Return the lines of the data below in which the string "Flights" occurs.

[Records from a data source]

* * * * *

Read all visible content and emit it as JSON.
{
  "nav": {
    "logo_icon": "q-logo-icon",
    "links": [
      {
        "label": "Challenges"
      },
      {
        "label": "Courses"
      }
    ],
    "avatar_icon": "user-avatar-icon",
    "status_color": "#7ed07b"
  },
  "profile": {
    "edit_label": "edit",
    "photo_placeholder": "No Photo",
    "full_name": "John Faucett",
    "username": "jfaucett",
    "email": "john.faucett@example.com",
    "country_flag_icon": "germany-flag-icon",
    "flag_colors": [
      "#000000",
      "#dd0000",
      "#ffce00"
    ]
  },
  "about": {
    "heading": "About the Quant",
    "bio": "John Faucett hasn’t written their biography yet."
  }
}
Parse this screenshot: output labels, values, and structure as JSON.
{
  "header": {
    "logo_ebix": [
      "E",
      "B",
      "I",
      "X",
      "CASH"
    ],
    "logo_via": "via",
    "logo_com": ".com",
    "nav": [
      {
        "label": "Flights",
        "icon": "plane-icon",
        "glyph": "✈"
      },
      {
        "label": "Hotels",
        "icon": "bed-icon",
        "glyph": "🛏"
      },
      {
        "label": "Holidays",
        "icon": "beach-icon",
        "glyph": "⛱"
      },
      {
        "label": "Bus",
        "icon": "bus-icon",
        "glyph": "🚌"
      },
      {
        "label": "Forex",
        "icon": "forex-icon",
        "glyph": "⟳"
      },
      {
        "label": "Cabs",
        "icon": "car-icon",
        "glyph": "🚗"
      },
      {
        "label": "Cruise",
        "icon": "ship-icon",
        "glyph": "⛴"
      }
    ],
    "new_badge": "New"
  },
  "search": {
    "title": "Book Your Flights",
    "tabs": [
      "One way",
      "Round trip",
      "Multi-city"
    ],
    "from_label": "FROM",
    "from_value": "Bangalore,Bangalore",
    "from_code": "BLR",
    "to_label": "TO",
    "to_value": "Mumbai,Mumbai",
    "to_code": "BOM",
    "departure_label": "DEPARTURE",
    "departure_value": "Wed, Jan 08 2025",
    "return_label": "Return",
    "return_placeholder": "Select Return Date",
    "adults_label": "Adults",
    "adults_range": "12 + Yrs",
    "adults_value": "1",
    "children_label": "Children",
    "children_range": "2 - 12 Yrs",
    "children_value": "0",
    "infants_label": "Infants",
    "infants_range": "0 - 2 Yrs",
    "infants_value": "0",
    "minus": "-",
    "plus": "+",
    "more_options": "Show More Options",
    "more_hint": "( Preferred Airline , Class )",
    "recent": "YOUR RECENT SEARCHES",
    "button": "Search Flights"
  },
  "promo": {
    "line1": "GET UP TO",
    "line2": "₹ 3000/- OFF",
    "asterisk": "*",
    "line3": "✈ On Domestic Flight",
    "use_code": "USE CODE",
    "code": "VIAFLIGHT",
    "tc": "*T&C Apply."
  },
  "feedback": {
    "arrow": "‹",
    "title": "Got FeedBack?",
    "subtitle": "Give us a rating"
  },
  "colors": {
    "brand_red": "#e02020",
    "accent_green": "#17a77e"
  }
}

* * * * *

Task response
        "label": "Flights",
    "title": "Book Your Flights",
    "button": "Search Flights"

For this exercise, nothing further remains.